DATA TO EXAMINE.
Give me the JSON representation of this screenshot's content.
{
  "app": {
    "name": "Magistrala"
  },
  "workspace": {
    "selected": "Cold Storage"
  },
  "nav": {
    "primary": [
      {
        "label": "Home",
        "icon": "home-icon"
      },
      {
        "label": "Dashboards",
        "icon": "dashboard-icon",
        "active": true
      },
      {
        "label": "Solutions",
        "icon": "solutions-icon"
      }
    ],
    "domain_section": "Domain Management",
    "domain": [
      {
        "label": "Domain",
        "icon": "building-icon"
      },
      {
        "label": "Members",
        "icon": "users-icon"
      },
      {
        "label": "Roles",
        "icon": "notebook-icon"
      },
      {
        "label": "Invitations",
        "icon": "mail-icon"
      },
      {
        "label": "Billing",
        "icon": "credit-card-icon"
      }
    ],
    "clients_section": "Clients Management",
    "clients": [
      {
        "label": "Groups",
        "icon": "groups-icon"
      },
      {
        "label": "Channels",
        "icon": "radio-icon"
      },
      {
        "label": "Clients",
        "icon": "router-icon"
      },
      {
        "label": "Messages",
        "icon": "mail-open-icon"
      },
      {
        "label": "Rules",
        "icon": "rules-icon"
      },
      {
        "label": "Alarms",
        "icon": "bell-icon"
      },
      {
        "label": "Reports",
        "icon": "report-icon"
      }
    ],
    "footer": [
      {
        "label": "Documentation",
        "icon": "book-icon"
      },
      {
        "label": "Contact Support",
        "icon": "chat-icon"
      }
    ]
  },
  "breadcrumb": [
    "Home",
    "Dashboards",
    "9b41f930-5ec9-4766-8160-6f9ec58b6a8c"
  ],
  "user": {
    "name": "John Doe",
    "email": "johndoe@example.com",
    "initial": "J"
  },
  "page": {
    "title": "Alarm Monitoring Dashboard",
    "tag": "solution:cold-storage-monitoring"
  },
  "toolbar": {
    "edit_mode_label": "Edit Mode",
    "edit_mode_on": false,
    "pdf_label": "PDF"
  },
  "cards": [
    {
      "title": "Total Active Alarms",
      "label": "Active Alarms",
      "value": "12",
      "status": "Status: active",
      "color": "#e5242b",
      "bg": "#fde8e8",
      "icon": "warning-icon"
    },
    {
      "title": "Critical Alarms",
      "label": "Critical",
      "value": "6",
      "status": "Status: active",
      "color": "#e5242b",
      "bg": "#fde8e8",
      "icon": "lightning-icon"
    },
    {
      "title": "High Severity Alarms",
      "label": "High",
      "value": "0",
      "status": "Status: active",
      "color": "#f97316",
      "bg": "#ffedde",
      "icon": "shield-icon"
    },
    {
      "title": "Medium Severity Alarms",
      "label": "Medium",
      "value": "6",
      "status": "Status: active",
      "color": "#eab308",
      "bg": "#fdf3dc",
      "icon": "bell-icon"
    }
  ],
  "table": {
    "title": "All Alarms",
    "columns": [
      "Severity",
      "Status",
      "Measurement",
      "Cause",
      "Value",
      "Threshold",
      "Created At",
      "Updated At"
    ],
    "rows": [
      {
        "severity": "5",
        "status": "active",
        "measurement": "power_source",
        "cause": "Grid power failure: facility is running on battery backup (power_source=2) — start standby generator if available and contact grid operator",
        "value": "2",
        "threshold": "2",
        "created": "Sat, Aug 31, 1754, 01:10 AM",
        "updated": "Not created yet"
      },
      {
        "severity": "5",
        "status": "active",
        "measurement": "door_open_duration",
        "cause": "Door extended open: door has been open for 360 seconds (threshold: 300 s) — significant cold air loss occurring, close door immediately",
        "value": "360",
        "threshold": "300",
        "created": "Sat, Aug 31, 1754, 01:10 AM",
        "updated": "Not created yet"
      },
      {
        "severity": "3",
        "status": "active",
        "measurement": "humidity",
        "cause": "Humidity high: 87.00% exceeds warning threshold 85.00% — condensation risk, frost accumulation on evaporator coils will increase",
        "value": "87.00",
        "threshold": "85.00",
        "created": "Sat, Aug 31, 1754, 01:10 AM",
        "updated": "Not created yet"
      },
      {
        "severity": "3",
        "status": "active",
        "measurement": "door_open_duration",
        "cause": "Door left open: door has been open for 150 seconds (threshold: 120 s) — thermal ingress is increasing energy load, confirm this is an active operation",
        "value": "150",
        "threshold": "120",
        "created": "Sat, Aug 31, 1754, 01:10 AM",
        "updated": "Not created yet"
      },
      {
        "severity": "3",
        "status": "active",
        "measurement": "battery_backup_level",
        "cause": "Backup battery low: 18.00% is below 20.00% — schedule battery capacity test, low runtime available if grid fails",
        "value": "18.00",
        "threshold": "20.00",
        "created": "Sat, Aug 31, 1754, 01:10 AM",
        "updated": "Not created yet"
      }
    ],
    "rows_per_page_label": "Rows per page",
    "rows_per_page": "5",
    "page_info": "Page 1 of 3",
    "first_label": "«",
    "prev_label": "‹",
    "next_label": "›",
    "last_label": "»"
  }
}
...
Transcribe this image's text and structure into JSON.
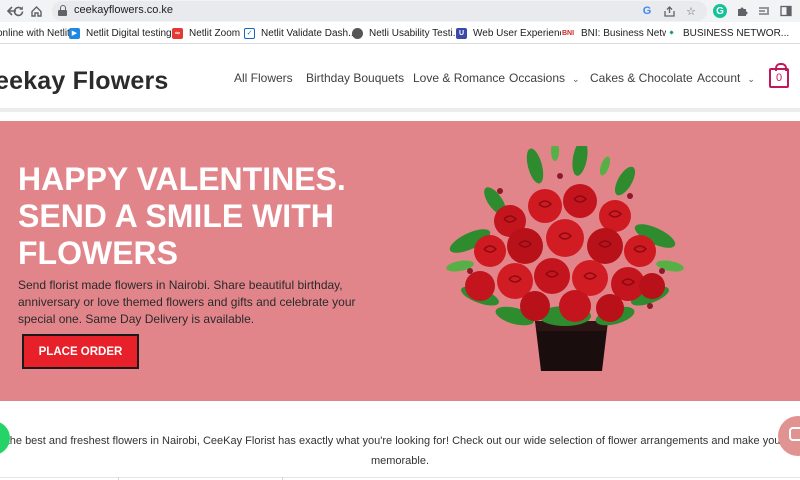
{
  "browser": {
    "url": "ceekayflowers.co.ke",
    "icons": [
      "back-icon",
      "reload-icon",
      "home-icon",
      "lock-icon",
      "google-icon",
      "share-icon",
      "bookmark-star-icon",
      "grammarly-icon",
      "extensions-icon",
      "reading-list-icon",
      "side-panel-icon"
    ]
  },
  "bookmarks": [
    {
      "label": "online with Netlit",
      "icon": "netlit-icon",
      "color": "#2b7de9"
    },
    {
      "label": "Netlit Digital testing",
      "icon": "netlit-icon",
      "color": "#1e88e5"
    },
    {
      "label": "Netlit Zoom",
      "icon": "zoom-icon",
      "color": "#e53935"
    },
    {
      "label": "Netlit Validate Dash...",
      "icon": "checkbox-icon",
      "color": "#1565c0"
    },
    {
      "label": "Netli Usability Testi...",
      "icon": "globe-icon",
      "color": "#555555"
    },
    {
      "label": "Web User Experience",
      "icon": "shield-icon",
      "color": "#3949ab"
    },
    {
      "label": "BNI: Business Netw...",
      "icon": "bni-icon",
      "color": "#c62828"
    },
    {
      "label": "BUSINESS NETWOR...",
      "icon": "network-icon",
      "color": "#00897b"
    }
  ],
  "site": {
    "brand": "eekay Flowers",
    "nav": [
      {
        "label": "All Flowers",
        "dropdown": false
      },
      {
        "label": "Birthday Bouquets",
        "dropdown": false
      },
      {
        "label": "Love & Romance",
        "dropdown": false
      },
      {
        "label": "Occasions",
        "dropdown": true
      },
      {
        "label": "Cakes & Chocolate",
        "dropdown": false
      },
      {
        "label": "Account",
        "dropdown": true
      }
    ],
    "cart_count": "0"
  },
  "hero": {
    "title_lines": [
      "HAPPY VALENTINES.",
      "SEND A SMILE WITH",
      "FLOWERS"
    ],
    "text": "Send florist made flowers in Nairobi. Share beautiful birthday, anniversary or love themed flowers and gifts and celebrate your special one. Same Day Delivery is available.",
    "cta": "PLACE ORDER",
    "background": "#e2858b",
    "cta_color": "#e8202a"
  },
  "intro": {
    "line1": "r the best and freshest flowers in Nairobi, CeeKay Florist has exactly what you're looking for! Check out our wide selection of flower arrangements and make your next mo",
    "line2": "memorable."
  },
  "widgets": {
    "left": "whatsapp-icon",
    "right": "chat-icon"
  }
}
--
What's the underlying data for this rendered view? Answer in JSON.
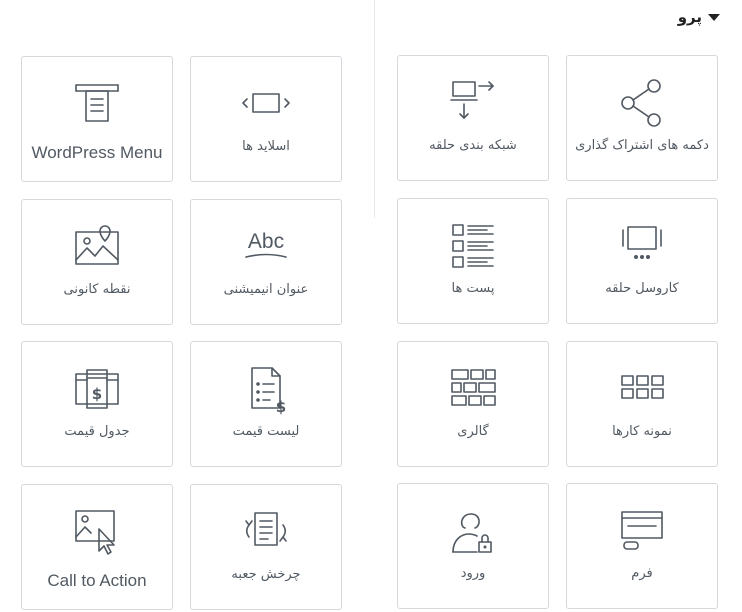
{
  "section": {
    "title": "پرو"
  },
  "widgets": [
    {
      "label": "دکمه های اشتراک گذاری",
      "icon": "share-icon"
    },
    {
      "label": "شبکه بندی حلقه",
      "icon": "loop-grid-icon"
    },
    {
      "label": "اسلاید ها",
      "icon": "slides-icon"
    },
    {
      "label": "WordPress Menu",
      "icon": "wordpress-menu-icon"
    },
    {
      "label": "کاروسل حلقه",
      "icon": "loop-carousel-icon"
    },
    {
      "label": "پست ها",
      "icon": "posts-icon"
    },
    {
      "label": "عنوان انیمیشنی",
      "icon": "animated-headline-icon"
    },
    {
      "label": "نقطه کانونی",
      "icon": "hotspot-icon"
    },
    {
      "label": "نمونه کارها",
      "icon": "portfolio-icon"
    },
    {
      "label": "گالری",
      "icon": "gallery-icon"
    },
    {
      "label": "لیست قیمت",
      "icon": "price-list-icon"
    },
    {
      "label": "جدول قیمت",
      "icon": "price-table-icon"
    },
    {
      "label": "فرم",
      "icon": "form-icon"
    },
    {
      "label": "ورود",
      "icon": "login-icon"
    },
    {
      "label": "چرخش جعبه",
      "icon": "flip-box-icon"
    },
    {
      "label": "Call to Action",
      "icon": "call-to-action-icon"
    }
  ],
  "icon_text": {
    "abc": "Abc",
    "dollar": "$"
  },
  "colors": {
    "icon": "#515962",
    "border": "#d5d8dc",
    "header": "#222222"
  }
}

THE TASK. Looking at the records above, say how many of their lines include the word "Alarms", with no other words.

TASK SOLUTION. 7